In this podcast video from The Centre for International Governance Innovation – CIGI, David Keith, Professor of Public Policy at the Harvard Kennedy School, discusses the controversy, risks and potential benefits of climate geoengineering. Keith offers a background on solar geoengineering before addressing common criticisms. He notes that while solar geoengineering doesn't fit into current preconceptions about how we manage climate change, a moderate solar geoengineering solution could be a powerful tool in slowing the effects of climate change while dramatic emission reductions can continue. Tune in for the full discussion to learn more about this fascinating topic.
In collaboration with agricultural and environmental experts, E-CO2, McDonalds is launching a practical tool that aims to demonstrate to farmers what measures that can be taken to reduce their carbon footprint and increase their business efficiency.
This app is a greenhouse gas calculator for farming. It is aimed at companies who can use it to collate and manage supply chain emissions and for farmers for use as decision support.
A group of multinational agri-food businesses are launching a web version of the Cool Farm Tool carbon calculator this week. The launch coincides with a call for more businesses to join the newly-formed Cool Farm Institute. The tool can be accessed via the Institute’s website. More details of the launch can be accessed here.
This study published in the Proceedings of the National Academy of Sciences (PNAS), has an interesting approach to capturing changes in diets by country. It uses an ecological metric – trophic levels – to calculate different dietary patterns across different countries and to examine how these patterns - and their trophic levels – have changed over time (1961-2009).
This review article, Population, development, and climate change: links and effects on human health, discusses the results from a University College London & Leverhulme Trust Population Footprints Symposium on the linkages between population, development, climate change and health. The review, published in The Lancet, shows that while population growth is an important factor, consumers rather than people per se, drive climate change, and therefore reducing consumption represents the most effective way to reduce carbon emissions. It says that family planning (when implemented with other social and economic improvements) is one of the most effective ways of managing increases in population growth and of delivering extensive health benefits in both high and low-income countries. However when it comes to addressing climate change, demographic trends with respect to ageing, urbanisation and consumption are more significant than total population numbers.

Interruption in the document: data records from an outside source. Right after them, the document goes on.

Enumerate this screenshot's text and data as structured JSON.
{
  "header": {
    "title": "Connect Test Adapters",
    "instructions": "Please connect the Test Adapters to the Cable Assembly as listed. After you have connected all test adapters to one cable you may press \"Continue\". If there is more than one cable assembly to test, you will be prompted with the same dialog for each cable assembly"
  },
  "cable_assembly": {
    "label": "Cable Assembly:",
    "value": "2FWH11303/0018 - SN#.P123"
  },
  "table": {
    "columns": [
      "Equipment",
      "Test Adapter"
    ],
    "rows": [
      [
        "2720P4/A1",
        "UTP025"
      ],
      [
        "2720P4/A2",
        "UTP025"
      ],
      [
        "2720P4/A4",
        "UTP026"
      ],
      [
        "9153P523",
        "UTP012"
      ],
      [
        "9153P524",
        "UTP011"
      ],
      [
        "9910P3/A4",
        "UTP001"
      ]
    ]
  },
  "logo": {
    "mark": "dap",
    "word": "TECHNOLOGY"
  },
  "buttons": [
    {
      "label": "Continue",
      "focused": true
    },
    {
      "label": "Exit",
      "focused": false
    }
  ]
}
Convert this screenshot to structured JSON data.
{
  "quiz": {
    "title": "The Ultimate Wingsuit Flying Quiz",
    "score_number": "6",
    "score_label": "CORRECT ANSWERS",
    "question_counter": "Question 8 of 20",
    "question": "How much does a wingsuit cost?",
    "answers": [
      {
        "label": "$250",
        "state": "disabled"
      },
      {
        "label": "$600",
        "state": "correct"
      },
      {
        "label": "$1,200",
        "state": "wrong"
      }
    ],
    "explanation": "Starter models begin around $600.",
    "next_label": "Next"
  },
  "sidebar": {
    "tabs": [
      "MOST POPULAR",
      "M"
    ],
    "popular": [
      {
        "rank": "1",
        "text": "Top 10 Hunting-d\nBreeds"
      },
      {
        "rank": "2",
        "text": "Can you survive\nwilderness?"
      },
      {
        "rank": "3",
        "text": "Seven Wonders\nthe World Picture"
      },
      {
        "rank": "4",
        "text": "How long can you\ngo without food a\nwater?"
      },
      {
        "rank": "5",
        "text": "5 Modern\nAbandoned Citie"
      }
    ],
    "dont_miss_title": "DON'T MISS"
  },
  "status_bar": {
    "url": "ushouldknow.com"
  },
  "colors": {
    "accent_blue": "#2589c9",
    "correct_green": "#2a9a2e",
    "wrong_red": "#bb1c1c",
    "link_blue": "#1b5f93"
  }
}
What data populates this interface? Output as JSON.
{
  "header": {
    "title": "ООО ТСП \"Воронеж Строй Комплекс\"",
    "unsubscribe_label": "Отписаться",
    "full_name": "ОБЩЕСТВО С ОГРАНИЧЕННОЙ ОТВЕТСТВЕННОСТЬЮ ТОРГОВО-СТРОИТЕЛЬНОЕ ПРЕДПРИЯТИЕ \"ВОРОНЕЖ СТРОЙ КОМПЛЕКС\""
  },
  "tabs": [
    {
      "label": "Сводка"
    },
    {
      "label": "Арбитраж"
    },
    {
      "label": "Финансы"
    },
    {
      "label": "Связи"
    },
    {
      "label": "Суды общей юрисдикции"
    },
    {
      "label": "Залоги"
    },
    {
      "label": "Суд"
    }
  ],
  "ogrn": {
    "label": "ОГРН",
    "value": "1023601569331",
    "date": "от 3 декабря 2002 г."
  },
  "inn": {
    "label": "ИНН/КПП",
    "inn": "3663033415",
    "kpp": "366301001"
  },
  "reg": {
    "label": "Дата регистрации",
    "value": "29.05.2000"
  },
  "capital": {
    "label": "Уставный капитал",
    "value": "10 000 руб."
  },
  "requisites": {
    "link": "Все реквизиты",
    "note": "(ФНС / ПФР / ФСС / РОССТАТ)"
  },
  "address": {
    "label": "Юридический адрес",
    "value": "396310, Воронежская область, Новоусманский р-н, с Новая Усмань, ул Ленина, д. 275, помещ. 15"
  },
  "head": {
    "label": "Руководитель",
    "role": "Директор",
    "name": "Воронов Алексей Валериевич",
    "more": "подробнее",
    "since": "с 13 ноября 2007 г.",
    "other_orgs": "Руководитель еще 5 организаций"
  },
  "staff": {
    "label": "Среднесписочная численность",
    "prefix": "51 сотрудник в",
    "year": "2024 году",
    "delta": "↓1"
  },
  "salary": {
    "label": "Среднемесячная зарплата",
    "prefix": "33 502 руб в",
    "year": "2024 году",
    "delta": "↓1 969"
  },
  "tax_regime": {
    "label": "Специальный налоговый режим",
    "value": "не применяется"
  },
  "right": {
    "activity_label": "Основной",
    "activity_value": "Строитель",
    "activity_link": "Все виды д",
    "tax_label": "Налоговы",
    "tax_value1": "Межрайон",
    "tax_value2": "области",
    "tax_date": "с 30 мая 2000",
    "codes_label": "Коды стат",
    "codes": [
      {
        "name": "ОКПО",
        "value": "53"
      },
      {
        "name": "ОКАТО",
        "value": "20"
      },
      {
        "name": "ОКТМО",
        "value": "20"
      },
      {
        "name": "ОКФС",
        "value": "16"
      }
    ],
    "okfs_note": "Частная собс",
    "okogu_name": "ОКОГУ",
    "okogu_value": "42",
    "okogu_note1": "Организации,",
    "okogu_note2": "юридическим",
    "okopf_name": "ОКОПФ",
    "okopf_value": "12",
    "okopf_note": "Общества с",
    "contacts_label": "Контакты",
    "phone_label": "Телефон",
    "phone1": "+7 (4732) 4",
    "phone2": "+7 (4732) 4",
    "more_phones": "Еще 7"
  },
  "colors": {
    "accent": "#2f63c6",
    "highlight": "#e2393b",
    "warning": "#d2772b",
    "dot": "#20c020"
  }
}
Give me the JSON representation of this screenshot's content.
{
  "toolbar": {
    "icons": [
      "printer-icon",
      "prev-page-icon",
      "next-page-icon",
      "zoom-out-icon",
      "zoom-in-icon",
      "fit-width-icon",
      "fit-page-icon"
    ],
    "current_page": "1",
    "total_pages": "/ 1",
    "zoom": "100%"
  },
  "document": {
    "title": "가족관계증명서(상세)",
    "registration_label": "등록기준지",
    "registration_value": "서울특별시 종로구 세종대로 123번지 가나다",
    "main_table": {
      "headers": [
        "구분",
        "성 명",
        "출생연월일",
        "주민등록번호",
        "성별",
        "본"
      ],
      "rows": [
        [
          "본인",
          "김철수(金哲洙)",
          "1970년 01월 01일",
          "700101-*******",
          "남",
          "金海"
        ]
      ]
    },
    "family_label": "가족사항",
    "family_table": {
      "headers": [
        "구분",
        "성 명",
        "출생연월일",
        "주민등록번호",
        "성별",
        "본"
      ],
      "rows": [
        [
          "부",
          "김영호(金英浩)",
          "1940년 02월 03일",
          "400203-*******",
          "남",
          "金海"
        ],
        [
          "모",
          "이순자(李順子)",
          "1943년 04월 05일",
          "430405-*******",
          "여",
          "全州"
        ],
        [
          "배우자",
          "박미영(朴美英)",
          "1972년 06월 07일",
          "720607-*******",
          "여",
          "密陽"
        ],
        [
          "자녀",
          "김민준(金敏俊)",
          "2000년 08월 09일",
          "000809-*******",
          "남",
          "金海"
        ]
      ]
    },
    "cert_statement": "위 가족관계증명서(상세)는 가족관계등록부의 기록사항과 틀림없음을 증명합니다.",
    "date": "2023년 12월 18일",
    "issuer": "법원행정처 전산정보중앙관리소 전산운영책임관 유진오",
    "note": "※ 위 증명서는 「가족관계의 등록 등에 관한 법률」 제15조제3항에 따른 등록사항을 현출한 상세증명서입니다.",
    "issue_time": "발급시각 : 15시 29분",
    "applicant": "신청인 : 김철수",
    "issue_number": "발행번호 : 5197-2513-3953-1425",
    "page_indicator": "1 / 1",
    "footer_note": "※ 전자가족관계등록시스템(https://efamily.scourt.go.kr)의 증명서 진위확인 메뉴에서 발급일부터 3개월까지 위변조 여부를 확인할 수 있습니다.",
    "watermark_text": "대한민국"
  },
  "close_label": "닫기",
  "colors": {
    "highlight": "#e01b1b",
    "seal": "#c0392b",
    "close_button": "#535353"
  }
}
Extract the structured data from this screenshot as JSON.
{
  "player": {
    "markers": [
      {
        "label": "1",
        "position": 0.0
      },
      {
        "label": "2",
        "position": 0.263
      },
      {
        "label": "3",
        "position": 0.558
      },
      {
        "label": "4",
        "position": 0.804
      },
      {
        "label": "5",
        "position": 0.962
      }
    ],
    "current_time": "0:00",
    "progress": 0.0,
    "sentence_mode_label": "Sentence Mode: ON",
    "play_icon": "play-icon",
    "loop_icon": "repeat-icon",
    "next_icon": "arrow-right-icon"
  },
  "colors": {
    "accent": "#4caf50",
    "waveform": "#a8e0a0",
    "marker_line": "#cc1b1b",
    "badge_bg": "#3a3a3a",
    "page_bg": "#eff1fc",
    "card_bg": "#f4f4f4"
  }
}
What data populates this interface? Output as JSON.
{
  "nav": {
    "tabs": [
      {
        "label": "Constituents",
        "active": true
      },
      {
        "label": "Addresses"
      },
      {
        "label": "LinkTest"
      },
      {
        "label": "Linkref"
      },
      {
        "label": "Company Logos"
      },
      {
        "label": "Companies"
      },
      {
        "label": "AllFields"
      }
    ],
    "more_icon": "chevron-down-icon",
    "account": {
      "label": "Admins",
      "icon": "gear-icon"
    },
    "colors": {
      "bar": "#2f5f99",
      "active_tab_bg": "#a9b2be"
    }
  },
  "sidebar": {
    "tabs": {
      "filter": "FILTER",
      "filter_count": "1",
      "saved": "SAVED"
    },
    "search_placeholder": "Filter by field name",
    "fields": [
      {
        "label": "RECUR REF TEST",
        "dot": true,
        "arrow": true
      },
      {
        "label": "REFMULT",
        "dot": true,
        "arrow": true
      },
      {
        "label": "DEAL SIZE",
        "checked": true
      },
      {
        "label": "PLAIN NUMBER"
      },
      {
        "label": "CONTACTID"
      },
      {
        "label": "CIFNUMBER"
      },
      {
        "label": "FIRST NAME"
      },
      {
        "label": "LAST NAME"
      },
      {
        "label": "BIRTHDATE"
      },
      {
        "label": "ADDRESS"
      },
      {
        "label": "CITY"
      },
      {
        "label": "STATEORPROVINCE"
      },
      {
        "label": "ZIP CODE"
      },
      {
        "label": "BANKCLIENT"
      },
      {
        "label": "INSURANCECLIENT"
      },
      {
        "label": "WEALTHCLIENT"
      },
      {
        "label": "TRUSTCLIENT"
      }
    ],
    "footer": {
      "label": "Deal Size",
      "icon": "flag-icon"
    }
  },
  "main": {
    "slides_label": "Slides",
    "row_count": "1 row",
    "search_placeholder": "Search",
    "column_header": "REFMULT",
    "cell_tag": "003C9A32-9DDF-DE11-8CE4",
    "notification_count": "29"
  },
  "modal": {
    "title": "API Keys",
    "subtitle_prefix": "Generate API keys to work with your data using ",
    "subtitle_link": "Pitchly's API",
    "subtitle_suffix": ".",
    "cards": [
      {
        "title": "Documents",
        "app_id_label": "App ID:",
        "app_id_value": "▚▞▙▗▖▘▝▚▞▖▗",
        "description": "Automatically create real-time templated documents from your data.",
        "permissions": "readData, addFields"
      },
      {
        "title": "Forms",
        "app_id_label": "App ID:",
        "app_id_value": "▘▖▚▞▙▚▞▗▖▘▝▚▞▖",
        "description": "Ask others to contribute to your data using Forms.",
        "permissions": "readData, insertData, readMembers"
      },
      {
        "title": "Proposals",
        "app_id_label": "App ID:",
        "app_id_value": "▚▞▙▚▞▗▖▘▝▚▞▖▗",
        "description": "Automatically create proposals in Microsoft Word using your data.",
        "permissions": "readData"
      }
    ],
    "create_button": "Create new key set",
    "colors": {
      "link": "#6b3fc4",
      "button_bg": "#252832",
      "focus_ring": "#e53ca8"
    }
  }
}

The authors conclude that reducing consumption and creating sustainable lifestyles in rich countries represent the most effective way of reducing carbon emissions and ultimately delivering health benefits.